My Project 10100 Submission: Mitochondrial Repair

Here is an example of what I think is a passable submission to Google's Project 10100, with a focus on mitochondrial science. I could probably run one up for LysoSENS-like work as well, but one thing at a time.

Your idea's name (50 characters maximum):

Bring Mitochondrial Repair to Phase 1 Trials

What one sentence best describes your idea? (maximum 150 characters):

Our mitochondria degrade over the years, contributing greatly to age-related disease and frailty - but medical technology can fix this problem.

Describe your idea in more depth. (maximum 300 words):

I propose that the most promising of nascent mitochondrial repair technologies be funded from their present early-stage standing to readiness for Phase I clinical trials in humans. As a condition of funding, methodologies will be published free of restriction for any group to further develop and bring to market. This will be accomplished with the aid of a non-profit research organization like the Methuselah Foundation, with a history of raising matching funds for large donations, so as to maximize the impact of the funding program.

Mitochondria are tiny power plants inside our cells, churning away to turn food into energy. They were once free-roaming bacteria and have retained their own mitochondrial DNA, distinct from our own nuclear DNA. As our mitochondria fail, however, so do we. The Mitochondrial Free Radical Theory of Aging points to progressive damage to our mitochondrial DNA as an important - and arguably the most important - root cause of age-related degeneration, disease, and frailty.

At present, a range of plausible technologies exist to repair mitochondrial DNA, replace mitochondrial DNA, or make damage to this DNA irrelevant. These technologies stand at varying points between ideation and animal trials: whole-body replacement of mitochondrial DNA was demonstrated in mice as early as 2005, for example, as has the process of allotopic expression: moving a single important mitochondrial gene into the cellular nucleus, such that the necessary proteins are still made, and a damaged mitochondrion continues to function.
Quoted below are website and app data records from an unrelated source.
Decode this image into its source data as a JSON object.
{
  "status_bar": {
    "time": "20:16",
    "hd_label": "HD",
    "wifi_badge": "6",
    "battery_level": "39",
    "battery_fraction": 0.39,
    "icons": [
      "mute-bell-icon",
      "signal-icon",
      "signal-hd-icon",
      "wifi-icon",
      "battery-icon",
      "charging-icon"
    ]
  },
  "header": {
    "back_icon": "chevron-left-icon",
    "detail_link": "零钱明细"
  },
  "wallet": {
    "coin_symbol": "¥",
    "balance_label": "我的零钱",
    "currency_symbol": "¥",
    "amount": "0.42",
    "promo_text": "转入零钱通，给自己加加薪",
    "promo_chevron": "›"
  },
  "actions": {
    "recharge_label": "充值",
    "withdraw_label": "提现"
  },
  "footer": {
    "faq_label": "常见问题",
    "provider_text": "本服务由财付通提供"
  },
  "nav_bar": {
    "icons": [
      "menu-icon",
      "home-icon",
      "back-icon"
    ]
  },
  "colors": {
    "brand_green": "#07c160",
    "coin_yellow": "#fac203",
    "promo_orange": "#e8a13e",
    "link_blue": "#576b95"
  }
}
These technologies are progressing very slowly and with a paucity of funding, partly because this is the nature of early research, partly because of perverse regulatory incentives. This is unacceptable when considered against a) the comparatively low cost of basic research in this age of biotechnology, and b) the vast potential benefits to humanity. Philanthropic funding can overcome these hurdles.

What problem or issue does your idea address? (maximum 150 words):

Consequences of damaged mitochondrial DNA include failing organs, clogged arteries, neurodegeneration, and much more. This is the Mitochondrial Free Radical Theory of Aging, well supported by decades of evidence. A working repair technology pushed into the clinical system has the potential to entirely remove this large contribution to disease and frailty. But first it must be finalized from the promising beginnings presently in the laboratory.

Regulatory bodies like the FDA restrict all application of medical science to specific, named diseases; this makes early stage research to produce a general repair technology for mitochondria unprofitable. It would be hard to license, as a developer would struggle to make money on that license. Yet it costs little to move established research to Phase I trial readiness - $1 million is a fortune for a single laboratory - and developers leap at license-free medical technology. This is where careful philanthropy can unjam the gridlocked system.

If your idea were to become a reality, who would benefit the most and how? (maximum 150 words):

A mitochondrial repair technology demonstrated to be ready for human trials, free of licensing cost, free from intellectual property restrictions, and unjammed from the system of perverse incentives in early-stage research stands to benefit everyone. It will be as universally beneficial a medicine as aspirin; the elderly will benefit immediately upon availability, we will benefit from it in decades to come, and our children will benefit when their bodies too start to run down.

Everyone has mitochondria, and mitochondrial degeneration is a universal condition, bringing myriad forms of suffering and pain. We got rid of tuberculosis and smallpox as soon as we could, so why not this? Repair of mitochondrial DNA damage is a very plausible near-future win for everyone, given where the science is today. We can make it happen.

What are the initial steps required to get this idea off the ground? (maximum 150 words):

I envisage the opening labor as follows: 1) Identify the existing non-profit research group and volunteer cadre to run this project - my vote is for the Methuselah Foundation, given their record and contacts within the research community, and the way their mission aligns with that of this project; 2) Identify the best groups and laboratories presently engaged in mitochondrial repair and related research; 3) Develop prospective work, milestone, and funding plans with researchers; 4) Start raising matching funds through existing channels; 5) Select the initial funding opportunities from the best of those produced, and get the researchers to work.

From there, I would like to see established a low-overhead but effective volunteer group of researchers and advocates to manage the cycle of grants, matching fundraising, and evaluation of progress and new research opportunities going forward.

Describe the optimal outcome should your idea be selected and successfully implemented. How would you measure it? (maximum 150 words):

The optimal outcome, after the completion of the project, is: a) for one or more different repair technologies to be successfully readied for Phase 1 human trials; b) protocols and methods to be fully detailed and published, free of restriction; c) multiple medical development concerns to be working on bringing applications to market in diverse regulatory regions; d) independently funded follow-on research taking place with the aim of improving upon the initial technology; e) matching fundraising to effectively continue even after the Google grant is complete.

Sample metrics for success include: a) the breadth and effectiveness of the technologies developed; b) the quality of the published material; c) range of developers working on applications; d) the range of independently funded lines of work spawned by this philanthropic funding; and, most crucially, e) the amount of matching funding and independent research and development funding drawn by this philanthropic project.

If you'd like to recommend a specific organization, or the ideal type of organization, to execute your plan, please do so here. (maximum 50 words):

The ideal organization is a research non-profit with existing connections to scientists already involved in mitochondrial repair research, a very low cost of operation for delivered funding, and a history of raising matching funds for large donations. The ideal example is the Methuselah Foundation, as you might have gathered.